Theorem 8Let be a probability space, let and let be a countable family of subsets of , all with and such that for we have . Then for each there exists an infinite set such that for each we have

It is an interesting question whether we can make in this theorem to have positive density (even if not with density ). Unfortunately this is not the case in general:

Theorem 9There exists a measure preserving system and some with and some such that for all set with positive density there are some such that .

*Proof:* The trick is to use the fact that sets not all sets of recurrence are sets of nice recurrence, this was proved first by Forrest in 1990. Let be a set of recurrence which is not a set of nice recurrence. Let be a measure preserving system, and such that for all .

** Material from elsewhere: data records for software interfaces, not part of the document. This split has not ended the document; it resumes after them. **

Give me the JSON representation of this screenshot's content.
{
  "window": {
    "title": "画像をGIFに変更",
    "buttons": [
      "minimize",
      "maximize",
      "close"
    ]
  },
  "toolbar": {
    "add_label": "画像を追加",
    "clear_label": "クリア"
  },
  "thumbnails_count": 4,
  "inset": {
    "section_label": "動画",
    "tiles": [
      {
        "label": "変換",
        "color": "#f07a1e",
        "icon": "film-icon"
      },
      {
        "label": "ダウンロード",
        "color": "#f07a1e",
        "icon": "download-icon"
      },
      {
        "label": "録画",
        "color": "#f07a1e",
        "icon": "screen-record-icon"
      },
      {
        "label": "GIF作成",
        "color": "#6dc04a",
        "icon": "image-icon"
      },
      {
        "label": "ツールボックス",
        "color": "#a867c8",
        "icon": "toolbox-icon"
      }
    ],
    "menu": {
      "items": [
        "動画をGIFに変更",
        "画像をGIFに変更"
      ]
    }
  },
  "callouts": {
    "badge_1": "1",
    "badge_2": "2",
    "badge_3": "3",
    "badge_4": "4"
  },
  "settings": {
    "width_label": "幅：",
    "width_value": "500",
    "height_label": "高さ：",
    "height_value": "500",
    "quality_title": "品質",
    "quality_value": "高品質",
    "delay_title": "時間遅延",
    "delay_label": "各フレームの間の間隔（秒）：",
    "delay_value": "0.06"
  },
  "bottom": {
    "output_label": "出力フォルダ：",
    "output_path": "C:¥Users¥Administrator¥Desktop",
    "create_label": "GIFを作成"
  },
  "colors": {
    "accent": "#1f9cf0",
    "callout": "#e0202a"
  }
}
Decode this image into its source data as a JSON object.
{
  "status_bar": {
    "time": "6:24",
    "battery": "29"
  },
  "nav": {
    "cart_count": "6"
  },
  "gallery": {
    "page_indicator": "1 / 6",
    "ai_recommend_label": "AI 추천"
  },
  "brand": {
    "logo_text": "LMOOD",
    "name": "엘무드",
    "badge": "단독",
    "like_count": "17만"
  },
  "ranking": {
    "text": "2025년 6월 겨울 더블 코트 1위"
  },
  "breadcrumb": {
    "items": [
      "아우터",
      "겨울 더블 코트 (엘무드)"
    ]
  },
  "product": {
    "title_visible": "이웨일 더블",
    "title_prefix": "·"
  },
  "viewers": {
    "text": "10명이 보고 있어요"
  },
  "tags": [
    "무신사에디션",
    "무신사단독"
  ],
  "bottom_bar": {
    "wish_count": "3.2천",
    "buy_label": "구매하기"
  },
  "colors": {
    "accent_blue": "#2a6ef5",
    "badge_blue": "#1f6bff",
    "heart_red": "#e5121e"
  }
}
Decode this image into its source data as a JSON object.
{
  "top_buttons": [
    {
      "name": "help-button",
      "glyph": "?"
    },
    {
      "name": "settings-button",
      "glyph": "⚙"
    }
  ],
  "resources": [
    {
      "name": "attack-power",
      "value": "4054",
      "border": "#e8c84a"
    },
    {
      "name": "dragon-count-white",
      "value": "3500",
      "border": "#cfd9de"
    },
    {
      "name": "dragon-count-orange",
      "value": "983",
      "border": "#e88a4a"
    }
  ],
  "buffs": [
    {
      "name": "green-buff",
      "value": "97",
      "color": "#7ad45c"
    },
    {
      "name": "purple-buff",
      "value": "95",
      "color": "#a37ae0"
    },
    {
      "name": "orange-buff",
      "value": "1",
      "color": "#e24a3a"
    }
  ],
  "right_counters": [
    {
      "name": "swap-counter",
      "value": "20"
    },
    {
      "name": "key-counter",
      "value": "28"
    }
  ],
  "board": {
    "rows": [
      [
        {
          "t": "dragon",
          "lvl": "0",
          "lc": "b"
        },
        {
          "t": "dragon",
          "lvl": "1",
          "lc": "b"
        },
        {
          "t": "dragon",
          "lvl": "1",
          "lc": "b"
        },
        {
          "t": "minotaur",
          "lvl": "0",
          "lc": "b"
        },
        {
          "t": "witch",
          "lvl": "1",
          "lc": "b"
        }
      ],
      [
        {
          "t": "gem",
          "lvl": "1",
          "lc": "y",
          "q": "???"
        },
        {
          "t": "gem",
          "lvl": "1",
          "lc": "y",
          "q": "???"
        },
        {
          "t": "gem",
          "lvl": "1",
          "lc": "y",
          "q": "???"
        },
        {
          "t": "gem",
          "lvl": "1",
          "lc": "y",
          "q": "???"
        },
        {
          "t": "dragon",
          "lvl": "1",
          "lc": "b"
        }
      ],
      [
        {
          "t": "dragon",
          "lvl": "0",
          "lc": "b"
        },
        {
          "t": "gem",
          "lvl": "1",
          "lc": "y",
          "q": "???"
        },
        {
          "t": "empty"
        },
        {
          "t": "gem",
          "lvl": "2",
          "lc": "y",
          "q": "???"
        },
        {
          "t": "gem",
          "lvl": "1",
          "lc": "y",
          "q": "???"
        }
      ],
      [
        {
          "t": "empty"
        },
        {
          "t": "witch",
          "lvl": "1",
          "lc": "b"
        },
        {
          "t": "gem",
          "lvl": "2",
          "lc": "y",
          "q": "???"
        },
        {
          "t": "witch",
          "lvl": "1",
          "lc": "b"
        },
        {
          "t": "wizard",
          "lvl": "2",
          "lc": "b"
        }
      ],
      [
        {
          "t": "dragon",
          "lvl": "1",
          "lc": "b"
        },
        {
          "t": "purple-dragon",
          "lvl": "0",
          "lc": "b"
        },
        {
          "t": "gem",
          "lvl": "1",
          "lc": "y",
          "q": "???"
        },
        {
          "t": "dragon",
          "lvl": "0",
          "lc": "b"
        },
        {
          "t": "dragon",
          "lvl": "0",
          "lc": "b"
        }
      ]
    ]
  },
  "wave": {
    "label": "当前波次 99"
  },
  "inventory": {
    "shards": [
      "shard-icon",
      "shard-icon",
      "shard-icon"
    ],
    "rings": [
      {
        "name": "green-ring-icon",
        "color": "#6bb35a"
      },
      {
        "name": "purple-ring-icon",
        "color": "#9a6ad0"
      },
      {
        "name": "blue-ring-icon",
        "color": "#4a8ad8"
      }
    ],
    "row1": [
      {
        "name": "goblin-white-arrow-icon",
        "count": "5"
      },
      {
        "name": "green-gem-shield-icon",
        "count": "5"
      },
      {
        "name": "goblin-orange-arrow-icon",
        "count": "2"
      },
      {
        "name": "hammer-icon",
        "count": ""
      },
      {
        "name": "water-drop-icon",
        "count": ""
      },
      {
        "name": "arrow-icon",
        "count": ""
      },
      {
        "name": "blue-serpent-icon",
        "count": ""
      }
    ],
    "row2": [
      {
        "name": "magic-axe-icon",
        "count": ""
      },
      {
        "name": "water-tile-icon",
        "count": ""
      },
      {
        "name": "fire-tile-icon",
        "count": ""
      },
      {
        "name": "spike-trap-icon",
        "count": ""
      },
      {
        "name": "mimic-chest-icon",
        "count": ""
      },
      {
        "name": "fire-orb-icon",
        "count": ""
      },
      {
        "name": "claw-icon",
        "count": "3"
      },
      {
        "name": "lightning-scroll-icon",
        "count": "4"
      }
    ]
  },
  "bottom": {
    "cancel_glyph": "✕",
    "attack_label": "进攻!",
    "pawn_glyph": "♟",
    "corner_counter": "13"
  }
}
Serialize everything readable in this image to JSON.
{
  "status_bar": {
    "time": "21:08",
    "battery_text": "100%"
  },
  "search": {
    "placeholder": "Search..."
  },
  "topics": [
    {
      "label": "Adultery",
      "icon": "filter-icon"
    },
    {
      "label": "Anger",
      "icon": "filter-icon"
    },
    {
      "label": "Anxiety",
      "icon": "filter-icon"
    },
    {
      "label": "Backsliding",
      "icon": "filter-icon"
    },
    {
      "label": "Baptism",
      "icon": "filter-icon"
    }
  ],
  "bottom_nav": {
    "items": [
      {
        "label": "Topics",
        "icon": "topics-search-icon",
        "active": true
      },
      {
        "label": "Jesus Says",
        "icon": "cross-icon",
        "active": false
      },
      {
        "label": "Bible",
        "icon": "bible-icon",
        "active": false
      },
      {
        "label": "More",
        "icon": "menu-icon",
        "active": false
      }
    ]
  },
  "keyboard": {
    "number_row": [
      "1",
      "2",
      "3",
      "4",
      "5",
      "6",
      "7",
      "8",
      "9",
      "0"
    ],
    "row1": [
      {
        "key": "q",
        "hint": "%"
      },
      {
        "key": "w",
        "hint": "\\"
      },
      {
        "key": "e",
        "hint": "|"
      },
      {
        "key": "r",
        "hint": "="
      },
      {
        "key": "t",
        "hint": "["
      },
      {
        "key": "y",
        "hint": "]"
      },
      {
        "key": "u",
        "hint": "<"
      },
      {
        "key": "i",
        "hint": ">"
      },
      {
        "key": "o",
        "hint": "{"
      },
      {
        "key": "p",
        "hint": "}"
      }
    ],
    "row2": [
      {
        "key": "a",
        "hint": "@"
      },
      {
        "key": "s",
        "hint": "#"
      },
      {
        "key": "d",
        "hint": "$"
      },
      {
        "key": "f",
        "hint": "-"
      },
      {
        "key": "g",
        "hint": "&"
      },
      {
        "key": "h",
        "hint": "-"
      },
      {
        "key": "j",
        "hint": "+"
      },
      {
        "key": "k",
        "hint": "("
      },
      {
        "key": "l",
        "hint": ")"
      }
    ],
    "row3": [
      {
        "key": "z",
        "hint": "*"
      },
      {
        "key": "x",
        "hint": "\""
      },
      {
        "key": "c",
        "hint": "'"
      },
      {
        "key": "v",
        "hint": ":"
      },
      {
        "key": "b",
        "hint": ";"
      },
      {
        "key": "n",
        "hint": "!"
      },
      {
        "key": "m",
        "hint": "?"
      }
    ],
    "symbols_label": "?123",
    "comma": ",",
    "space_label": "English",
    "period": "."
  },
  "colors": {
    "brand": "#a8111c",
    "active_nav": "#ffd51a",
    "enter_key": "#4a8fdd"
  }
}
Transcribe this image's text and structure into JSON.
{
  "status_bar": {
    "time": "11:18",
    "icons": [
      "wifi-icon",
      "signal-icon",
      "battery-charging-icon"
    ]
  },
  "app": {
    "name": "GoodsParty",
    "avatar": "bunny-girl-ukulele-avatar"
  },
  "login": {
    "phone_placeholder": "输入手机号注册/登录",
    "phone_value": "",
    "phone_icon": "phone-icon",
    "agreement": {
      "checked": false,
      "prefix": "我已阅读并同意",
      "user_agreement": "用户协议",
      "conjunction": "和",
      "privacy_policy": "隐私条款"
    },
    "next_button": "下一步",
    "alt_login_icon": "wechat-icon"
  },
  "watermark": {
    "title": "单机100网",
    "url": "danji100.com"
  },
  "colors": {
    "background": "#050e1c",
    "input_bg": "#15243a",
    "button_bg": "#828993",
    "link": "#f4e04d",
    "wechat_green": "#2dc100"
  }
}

Assume, for the sake of a contradiction that there was some set of positive density such that for all . Then there is some such that is non-empty. Let . Then both and so

contradicting the construction.

** — 6. Some questions — **

The proof of the Theorem 6 showed that for any ergodic measure preserving action of an abelian group on a probability space and any , the sequence can be modeled as for some Følner sequence on and some (and moreover we can take to be a subsequence of any arbitrary Følner sequence).

Some good questions are raised by this phenomenon, I don’t know if the answers are somewhere in the literature:

QuestionsLet be a countable abelian group acting on a probability space by measure preserving transformations (not necessarily ergodicaly). Let .

- Is it true that there is some Følner sequence on and some set such that for all we have ?
- Is it true that for any Følner sequence there is some set such that for all we have ? What if the action is ergodic?
- Is it true that there is a set such that for all we have ? What if the action is ergodic?
- Can we get more generally that for all and

Other less ambitious questions are suggested by how weak the Theorem 6 is compared to the Theorem 3. We just showed that if is Banach nicely intersective (the strongest condition for nicely intersective) implies that is a set of ergodic nice recurrence (the weakest condition for nice recurrence). By the correspondence principle we also have that being of nice recurrence implies being Banach nicely intersective.

Questions

- Do we have that if a set is of ergodic nice recurrence, then it is of nice recurrence, or at least Banach nicely intersective?
- Does -nicely intersective imply any of the other properties?
- Can one remove the ergodicity assumption, i.e. does Banach nicely intersective imply being a set of nice recurrence?